October 20th, 2022 by Jane Turner
This review of Of Water and Dance by Leslie Griffin comes courtesy of a Blog Tour organised by Escapist Tours. Of Water and Dance was self-published on 7 June, 2022. I received a free copy of the paperback in return for an honest review.
The forest is impenetrable. Mortals do not dare enter and the ancient Gods residing within cannot break free. In this stagnant, earthen prison they’ve waited, and one-by-one they’ve suffocated. But when a Leviathan is found slumbering deep inside a mountain and a Priestess’ destiny is fulfilled, her decision between four different fates ricochets through time and leaves a crack in the wall that separates the realms of mortals and Gods.
With this fissure an unlikely web of people have found themselves intertwined.
A pair of golden colored siblings born with an ancient, forgotten magic in their veins.
A middle-aged Prince dying from the poisoned blood of his family’s false rule.
A Sergeant whose abilities on the battlefield unwittingly released a dark, immortal secret from within himself.
At the core of their improbable alliances is a secret long buried in stone. A secret that could change the bleak landscape of their home back into the fertile land it once was.
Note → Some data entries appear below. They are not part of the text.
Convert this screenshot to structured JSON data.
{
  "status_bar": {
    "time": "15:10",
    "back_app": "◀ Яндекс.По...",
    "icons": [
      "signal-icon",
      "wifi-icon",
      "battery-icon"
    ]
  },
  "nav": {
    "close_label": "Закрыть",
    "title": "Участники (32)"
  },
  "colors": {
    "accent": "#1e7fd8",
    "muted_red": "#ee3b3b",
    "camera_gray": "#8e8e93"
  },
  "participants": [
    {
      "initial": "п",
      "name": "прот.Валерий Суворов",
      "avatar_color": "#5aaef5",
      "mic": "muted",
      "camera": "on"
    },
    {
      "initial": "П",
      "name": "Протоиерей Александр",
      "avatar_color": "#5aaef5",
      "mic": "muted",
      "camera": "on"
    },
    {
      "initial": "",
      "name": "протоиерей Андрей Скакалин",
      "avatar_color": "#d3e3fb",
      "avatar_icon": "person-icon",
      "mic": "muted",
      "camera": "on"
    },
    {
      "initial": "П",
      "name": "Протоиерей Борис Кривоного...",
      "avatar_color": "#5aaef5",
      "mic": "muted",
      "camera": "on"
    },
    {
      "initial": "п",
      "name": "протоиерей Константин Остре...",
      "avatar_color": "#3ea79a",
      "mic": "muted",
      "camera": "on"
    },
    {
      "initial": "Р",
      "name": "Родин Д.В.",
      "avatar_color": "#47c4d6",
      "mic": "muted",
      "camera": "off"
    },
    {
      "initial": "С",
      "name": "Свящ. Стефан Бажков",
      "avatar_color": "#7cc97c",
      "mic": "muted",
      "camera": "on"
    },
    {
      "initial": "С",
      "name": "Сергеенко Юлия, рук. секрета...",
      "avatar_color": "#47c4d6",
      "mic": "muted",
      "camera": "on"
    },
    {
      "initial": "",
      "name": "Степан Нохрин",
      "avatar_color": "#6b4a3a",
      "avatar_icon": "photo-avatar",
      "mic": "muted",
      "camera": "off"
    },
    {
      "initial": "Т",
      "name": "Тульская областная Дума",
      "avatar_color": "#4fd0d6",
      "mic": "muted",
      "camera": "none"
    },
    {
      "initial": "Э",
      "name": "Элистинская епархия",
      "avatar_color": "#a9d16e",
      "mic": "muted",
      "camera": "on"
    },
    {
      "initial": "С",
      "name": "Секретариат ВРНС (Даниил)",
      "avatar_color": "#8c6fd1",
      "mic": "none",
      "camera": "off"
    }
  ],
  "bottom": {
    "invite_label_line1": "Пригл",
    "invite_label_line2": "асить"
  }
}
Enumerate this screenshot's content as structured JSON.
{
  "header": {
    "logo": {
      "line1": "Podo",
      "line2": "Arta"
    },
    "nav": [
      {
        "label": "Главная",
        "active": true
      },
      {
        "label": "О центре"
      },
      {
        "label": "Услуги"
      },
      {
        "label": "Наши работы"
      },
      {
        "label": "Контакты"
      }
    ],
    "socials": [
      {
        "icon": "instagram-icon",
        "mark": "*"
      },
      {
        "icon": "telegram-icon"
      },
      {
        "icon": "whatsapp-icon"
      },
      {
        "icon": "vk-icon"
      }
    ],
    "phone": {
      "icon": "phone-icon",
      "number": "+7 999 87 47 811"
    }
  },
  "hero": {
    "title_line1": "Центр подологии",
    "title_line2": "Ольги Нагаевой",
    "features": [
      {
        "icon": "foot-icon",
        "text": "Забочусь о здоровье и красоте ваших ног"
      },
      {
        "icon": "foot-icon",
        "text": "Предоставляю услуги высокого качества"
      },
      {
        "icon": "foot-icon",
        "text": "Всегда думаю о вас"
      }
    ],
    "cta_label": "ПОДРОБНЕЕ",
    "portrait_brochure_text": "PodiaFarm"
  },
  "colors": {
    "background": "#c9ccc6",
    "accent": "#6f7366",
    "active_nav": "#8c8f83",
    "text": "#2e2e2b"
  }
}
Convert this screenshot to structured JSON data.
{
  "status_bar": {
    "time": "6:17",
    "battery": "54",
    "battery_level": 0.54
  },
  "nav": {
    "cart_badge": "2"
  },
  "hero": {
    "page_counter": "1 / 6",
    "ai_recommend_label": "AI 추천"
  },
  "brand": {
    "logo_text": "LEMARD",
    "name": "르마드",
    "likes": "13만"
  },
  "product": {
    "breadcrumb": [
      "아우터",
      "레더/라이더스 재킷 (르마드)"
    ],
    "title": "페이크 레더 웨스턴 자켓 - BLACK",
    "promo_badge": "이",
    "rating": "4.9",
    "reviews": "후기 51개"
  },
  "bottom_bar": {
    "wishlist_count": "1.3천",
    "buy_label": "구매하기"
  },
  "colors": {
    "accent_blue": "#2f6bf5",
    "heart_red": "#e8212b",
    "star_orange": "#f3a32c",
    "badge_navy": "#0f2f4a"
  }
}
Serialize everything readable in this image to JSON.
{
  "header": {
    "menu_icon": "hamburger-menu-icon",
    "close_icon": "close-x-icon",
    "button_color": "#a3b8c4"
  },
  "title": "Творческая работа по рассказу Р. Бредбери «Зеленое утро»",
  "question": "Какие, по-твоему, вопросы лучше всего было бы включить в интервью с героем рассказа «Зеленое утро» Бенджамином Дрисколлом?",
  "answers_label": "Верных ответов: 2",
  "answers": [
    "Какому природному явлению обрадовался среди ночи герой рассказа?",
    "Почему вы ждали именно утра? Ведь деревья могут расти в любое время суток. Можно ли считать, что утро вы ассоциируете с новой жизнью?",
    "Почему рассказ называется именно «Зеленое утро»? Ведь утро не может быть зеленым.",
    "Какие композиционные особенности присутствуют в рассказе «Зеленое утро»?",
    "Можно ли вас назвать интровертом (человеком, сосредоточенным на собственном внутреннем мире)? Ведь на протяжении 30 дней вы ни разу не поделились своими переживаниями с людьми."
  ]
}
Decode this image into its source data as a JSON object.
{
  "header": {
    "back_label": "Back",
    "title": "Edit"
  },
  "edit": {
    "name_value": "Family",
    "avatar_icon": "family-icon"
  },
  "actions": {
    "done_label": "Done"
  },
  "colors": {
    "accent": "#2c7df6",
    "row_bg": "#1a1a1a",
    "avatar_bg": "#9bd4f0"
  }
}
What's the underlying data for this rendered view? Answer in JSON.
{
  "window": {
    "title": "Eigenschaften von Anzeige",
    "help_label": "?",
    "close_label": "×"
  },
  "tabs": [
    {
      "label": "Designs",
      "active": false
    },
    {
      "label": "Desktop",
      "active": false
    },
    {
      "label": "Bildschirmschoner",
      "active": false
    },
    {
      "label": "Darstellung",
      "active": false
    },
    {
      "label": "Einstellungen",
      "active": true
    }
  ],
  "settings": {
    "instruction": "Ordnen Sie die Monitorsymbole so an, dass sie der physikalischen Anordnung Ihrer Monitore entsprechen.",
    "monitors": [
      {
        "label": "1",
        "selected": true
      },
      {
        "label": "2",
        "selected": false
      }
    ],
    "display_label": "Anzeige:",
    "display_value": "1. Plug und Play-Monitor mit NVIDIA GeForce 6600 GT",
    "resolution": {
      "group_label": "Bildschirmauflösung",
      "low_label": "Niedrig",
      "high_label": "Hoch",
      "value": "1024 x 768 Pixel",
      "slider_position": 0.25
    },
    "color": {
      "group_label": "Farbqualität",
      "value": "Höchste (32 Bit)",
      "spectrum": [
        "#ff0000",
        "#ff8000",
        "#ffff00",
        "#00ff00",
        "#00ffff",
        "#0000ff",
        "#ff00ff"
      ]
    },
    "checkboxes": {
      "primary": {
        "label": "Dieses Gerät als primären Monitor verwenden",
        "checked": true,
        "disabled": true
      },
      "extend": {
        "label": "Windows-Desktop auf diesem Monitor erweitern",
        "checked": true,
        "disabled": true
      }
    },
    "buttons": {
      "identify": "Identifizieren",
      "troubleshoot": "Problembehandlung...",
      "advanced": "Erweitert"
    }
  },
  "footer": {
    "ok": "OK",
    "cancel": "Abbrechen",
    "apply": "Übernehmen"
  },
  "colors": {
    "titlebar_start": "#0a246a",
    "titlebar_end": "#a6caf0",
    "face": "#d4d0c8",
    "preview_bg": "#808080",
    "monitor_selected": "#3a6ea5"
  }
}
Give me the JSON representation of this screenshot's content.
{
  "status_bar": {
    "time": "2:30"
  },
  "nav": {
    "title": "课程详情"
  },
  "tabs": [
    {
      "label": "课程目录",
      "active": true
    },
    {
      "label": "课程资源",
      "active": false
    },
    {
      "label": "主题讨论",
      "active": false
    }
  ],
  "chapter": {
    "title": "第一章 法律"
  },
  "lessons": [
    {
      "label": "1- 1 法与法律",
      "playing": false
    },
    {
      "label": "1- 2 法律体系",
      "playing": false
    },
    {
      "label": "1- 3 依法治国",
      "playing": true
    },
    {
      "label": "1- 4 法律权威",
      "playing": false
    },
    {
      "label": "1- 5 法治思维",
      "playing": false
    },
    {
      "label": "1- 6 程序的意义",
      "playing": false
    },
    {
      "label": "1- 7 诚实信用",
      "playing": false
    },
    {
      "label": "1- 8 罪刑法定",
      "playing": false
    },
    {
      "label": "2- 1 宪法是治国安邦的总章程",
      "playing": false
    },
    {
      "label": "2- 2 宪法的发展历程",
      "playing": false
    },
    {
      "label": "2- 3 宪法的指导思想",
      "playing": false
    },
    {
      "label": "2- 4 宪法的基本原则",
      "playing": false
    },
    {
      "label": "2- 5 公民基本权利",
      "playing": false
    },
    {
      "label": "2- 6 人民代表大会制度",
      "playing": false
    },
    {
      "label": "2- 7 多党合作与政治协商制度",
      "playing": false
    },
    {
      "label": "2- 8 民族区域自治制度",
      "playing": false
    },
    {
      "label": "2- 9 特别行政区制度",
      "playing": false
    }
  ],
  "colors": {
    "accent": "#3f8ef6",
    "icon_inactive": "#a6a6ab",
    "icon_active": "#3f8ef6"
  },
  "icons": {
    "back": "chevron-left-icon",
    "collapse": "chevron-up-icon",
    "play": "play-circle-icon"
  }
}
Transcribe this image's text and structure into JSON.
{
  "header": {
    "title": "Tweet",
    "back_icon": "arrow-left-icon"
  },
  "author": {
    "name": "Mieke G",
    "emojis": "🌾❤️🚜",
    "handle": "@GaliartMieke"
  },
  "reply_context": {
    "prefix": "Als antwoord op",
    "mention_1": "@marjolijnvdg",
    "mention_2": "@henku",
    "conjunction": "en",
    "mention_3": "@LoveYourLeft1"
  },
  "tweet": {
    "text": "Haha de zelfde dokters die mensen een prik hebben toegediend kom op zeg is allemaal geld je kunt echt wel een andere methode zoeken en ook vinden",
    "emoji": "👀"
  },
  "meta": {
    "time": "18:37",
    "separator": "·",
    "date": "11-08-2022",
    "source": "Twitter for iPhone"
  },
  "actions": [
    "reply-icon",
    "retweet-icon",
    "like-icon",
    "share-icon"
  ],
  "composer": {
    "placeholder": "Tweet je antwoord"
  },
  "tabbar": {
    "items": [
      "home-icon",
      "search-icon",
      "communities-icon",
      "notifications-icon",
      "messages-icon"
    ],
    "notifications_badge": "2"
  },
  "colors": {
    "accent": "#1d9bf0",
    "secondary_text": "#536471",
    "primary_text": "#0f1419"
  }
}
But every secret has its price, and in order to expose this one time must shift, and one of them will have to die in consequence.
I was intrigued by this one. The blurb sounded great – a lovely bit of fantasy to give me a break from my recent scifi binge. (There’s been a lot of scifi recently.) But, to be perfectly honest, I was left with mixed feelings. And it doesn’t help that I look at everything with an editor’s eye.
In a nutshell, I found the plot confusing, the characters undeveloped, and the ending dissatisfying. For me, it had far more promise than it delivered.
The story was definitely interesting. Gods imprisoned, magic gone from the land, the land falling into ruin. There should be a Coven, High Priestess and Queen, but there isn’t – so the land is without a true ruler and hence without Gods and magic. The temples have fallen to ruin, the land is in drought. But it’s not clear on how the Gods were imprisoned and why. How did we get here? No idea, but here we are.
The prose is heavy and lyrical in parts, clunky in others. When it comes together, it’s like a fine wine. When it doesn’t, it left me with no idea what was happening. It didn’t help that some scenes jumped around really quickly, particularly towards the end. This was so sudden and the change so different, it made me wonder if there were pages missing from my paperback. I was checking page numbers, flicking back and forth.
There’s matriarchal themes, feminist themes, points on gender disparity and references to sexual violence. There’s Shadow Men, a sickly prince, a pair of ‘golden’ twins that glow, a sergeant with a hawk cut into his hair, a magical Juice, the Fates, Gods, and allusions.
(Allusions take many forms here, the same word for different things. One is like a magical golum; almost human and able to function, but soulless. Another is like the typical magical illusion, cast to make something appear different. There’s another that seems to have split a soul and memory in two.)
But there was so much assumed known, this alternate realm is not explained enough for me. I get a general idea of who the characters are and what/why they’re doing what they’re doing, but it’s unclear – like flashes. There’s characters that appear for one scene, impart essential wisdom and aren’t seen again. Others seem to only be scenery. The best bits were dialogue scenes between Rae and Evengel (which I loved) and between the prince and Rae at the end.
The ending happens too fast with little explanation. It feels like a big reveal, but… I think missed it. I’m still confused and unimpacted.
Would I read this again, and read the others in the series? I’m not sure.
Do I recommend? Well, everyone is different. Just because I had problems, doesn’t mean others did – and Of Water and Dance has some fabulous reviews. It got a readers’ award.
Give it a try, but take your time.
Leslie Griffin has a B.A. in Women, Gender and Sexuality Studies and a minor in English from the University of Kansas. Over the years she has completed courses on herbalism, Seichim Reiki, and Registered Behavioral Technician training. She is passionate about early childhood development and education as well as teaching others about Autism Spectrum Disorder. Of Water and Dance is her first published piece of fiction, and she’s previously written articles on herbalism, gardening, self-sufficiency, and traditional medicine in Mother Earth Living Magazine.
Leslie is an avid PC gamer who first fell in love with Fallout 1 when she was in middle school. Currently you can find her playing Kynseed, Medieval Dynasty, Anvil Saga, Sacred Fire, and Ambition. She has two small children, a Cavalier King Charles Spaniel, two guinea pigs, three chickens, and a husband whose ADHD has brought home dozens of guitars and speakers, medal smithing equipment in the shape of lathes and smelters, enough art supplies to fill a museum, and more DIY solutions than she thought possible.
Their family motto is: Sharesies! & “It takes as long as it takes.”
Finally: Leslie Griffin is a hat-stall between Hufflepuff and Gryffindor, eventually landing her in the Hufflepuff House.
Follow the rest of the tour!